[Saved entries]
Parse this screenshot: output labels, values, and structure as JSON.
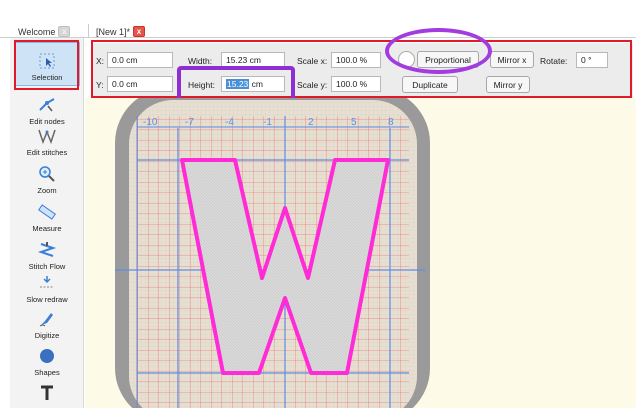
{
  "tabs": [
    {
      "label": "Welcome",
      "close": "x"
    },
    {
      "label": "[New 1]*",
      "close": "x"
    }
  ],
  "sidebar": {
    "tools": [
      {
        "label": "Selection",
        "icon": "selection-icon",
        "selected": true
      },
      {
        "label": "Edit nodes",
        "icon": "edit-nodes-icon"
      },
      {
        "label": "Edit stitches",
        "icon": "edit-stitches-icon"
      },
      {
        "label": "Zoom",
        "icon": "zoom-icon"
      },
      {
        "label": "Measure",
        "icon": "measure-icon"
      },
      {
        "label": "Stitch Flow",
        "icon": "stitch-flow-icon"
      },
      {
        "label": "Slow redraw",
        "icon": "slow-redraw-icon"
      },
      {
        "label": "Digitize",
        "icon": "digitize-icon"
      },
      {
        "label": "Shapes",
        "icon": "shapes-icon"
      },
      {
        "label": "",
        "icon": "text-icon"
      }
    ]
  },
  "props": {
    "x_label": "X:",
    "x_value": "0.0 cm",
    "y_label": "Y:",
    "y_value": "0.0 cm",
    "width_label": "Width:",
    "width_value": "15.23 cm",
    "height_label": "Height:",
    "height_selected": "15.23",
    "height_unit": "cm",
    "scalex_label": "Scale x:",
    "scalex_value": "100.0 %",
    "scaley_label": "Scale y:",
    "scaley_value": "100.0 %",
    "proportional_label": "Proportional",
    "duplicate_label": "Duplicate",
    "mirrorx_label": "Mirror x",
    "mirrory_label": "Mirror y",
    "rotate_label": "Rotate:",
    "rotate_value": "0 °"
  },
  "canvas": {
    "ruler_labels": [
      "-10",
      "-7",
      "-4",
      "-1",
      "2",
      "5",
      "8"
    ],
    "letter": "W",
    "colors": {
      "grid": "#e86a6a",
      "axis": "#5b8ee6",
      "outline": "#ff2bd6",
      "hoop": "#8c8c8c",
      "background": "#fdfbe8"
    }
  },
  "annotations": {
    "highlight_color": "#e0192b",
    "circle_color": "#a23be0"
  }
}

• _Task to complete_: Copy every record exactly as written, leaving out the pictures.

• _Result for this exercise_:
Parse this screenshot: output labels, values, and structure as JSON.
{
  "tabs": [
    {
      "label": "Welcome",
      "close": "x"
    },
    {
      "label": "[New 1]*",
      "close": "x"
    }
  ],
  "sidebar": {
    "tools": [
      {
        "label": "Selection",
        "icon": "selection-icon",
        "selected": true
      },
      {
        "label": "Edit nodes",
        "icon": "edit-nodes-icon"
      },
      {
        "label": "Edit stitches",
        "icon": "edit-stitches-icon"
      },
      {
        "label": "Zoom",
        "icon": "zoom-icon"
      },
      {
        "label": "Measure",
        "icon": "measure-icon"
      },
      {
        "label": "Stitch Flow",
        "icon": "stitch-flow-icon"
      },
      {
        "label": "Slow redraw",
        "icon": "slow-redraw-icon"
      },
      {
        "label": "Digitize",
        "icon": "digitize-icon"
      },
      {
        "label": "Shapes",
        "icon": "shapes-icon"
      },
      {
        "label": "",
        "icon": "text-icon"
      }
    ]
  },
  "props": {
    "x_label": "X:",
    "x_value": "0.0 cm",
    "y_label": "Y:",
    "y_value": "0.0 cm",
    "width_label": "Width:",
    "width_value": "15.23 cm",
    "height_label": "Height:",
    "height_selected": "15.23",
    "height_unit": "cm",
    "scalex_label": "Scale x:",
    "scalex_value": "100.0 %",
    "scaley_label": "Scale y:",
    "scaley_value": "100.0 %",
    "proportional_label": "Proportional",
    "duplicate_label": "Duplicate",
    "mirrorx_label": "Mirror x",
    "mirrory_label": "Mirror y",
    "rotate_label": "Rotate:",
    "rotate_value": "0 °"
  },
  "canvas": {
    "ruler_labels": [
      "-10",
      "-7",
      "-4",
      "-1",
      "2",
      "5",
      "8"
    ],
    "letter": "W",
    "colors": {
      "grid": "#e86a6a",
      "axis": "#5b8ee6",
      "outline": "#ff2bd6",
      "hoop": "#8c8c8c",
      "background": "#fdfbe8"
    }
  },
  "annotations": {
    "highlight_color": "#e0192b",
    "circle_color": "#a23be0"
  }
}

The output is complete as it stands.